Long before the cow jumped over it, earthbound mortals have been fascinated by our nearest celestial neighbour – the Moon.
It is believed a 5,000-year old rock carving at Knowth, Ireland represents the earliest depiction of the Moon and five millennia later only 12 astronauts have walked upon it, so it’s no wonder that selenology (lunar science) remains a priority for NASA, the Canadian Space Agency and Western ‘s Centre for Planetary Science & Exploration (CPSX).
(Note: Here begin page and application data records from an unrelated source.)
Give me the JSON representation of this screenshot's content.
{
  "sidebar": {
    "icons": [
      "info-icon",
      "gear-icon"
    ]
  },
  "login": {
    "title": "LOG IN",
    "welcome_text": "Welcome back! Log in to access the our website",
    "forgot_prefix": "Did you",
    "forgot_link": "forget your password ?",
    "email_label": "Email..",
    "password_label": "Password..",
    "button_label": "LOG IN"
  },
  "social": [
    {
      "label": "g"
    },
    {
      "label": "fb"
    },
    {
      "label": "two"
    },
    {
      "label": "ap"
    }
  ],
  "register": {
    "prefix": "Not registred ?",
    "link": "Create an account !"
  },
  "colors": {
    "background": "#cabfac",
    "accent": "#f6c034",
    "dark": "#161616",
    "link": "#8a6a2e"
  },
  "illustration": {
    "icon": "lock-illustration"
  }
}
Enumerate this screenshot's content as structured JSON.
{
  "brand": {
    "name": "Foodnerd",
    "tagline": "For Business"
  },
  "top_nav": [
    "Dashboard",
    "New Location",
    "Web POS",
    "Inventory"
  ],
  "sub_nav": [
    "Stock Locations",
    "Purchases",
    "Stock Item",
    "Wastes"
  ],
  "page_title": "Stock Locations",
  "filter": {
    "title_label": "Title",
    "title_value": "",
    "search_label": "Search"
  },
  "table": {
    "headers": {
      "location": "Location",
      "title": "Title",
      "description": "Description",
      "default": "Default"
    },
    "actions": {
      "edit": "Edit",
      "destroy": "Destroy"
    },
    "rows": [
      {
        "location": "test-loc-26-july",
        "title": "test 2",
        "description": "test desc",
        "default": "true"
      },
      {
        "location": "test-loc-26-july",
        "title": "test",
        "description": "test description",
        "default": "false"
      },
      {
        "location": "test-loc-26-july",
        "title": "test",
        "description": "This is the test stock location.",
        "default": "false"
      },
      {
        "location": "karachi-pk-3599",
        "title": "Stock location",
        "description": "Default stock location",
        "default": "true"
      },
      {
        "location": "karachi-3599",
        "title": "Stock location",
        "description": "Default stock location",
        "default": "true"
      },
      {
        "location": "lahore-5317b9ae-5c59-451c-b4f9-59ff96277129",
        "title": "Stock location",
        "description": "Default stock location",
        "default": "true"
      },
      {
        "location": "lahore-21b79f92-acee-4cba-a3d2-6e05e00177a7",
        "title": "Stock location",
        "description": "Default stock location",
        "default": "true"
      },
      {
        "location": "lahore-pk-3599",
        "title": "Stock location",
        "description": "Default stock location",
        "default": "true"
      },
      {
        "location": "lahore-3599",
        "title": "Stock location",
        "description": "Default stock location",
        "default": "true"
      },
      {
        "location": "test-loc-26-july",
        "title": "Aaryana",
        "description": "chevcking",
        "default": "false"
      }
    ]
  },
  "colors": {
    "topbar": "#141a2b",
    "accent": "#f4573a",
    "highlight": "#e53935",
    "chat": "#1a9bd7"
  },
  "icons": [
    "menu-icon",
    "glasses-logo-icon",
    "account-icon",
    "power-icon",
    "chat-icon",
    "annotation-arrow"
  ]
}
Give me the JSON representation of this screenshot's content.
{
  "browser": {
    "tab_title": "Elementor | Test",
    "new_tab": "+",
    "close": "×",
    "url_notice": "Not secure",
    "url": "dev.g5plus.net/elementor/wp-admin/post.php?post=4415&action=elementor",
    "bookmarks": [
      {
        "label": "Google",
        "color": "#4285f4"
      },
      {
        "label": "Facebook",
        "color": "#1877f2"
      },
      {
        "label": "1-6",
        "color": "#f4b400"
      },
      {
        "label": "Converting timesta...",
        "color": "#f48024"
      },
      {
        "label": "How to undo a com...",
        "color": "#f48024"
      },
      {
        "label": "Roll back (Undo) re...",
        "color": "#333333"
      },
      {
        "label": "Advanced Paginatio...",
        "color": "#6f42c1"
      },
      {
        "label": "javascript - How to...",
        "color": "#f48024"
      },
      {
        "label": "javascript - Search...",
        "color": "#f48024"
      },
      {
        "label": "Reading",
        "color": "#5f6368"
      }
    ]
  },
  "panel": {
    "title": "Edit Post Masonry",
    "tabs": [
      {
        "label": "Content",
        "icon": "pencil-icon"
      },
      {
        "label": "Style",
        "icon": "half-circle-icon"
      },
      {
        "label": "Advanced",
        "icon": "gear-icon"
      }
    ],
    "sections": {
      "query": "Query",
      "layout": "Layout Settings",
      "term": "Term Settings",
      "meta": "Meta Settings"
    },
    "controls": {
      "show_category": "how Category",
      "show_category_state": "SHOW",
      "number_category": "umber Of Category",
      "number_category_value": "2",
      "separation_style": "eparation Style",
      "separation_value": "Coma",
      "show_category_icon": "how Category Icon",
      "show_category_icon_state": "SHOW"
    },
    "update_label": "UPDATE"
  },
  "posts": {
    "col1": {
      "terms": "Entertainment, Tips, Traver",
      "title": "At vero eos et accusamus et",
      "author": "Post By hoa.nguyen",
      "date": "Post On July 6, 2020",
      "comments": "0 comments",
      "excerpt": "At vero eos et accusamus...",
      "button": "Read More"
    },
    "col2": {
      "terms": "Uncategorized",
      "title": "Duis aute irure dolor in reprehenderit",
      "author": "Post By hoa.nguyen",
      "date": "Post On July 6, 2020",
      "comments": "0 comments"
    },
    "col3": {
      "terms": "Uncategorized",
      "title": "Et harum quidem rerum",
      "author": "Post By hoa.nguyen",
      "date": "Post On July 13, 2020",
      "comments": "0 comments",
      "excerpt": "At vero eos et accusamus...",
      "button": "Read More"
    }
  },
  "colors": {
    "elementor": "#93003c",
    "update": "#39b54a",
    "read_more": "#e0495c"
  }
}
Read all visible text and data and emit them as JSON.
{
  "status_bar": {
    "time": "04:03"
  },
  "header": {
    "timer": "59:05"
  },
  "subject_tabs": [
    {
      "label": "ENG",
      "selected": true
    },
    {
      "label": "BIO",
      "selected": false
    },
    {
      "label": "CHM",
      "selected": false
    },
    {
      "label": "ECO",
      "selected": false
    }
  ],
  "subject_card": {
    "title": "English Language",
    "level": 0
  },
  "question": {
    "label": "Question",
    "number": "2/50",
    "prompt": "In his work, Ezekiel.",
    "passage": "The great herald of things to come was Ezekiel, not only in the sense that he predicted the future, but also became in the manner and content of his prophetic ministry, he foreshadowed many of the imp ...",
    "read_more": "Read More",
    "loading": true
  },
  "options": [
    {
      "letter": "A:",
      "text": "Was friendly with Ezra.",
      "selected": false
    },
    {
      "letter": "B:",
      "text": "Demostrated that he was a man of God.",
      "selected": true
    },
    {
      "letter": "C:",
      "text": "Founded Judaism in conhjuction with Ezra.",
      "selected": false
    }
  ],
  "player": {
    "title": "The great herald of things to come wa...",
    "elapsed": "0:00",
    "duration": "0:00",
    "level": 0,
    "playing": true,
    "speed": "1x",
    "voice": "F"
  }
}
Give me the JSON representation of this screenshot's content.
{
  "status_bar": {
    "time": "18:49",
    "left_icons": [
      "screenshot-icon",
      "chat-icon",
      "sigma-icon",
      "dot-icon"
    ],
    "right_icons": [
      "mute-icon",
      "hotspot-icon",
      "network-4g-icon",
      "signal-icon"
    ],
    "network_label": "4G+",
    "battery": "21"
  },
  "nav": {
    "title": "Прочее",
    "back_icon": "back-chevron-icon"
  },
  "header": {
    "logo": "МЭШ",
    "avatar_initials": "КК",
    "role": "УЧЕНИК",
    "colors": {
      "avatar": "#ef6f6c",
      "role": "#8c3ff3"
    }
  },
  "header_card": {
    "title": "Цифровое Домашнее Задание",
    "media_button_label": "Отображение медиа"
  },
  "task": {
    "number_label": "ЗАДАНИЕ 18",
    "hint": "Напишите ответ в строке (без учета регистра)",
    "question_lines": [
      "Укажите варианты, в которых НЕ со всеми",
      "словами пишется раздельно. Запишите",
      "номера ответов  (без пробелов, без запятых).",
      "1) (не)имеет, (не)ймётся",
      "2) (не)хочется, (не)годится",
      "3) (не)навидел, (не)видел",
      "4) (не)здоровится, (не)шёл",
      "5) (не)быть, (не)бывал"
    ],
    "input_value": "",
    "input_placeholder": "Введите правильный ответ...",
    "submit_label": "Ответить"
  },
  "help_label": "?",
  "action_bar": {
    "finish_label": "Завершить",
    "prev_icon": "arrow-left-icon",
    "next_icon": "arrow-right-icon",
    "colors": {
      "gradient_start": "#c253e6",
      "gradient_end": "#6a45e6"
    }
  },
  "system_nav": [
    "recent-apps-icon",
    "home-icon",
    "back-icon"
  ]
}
In celebration of International Observe the Moon Night, CPSX, Western’s Department of Physics & Astronomy and the Royal Astronomical Society of Canada are hosting a free public event on Saturday (Sept. 22) from 6 to 10 p.m. at the Hume Cronyn Memorial Observatory.
In addition to observing the Moon with Western’s Perkin-Elmer refracting telescope (weather permitting), astronomers and planetary scientists will deliver talks, present lunar meteorites and lead a cell phone photo contest.
Click here for more information.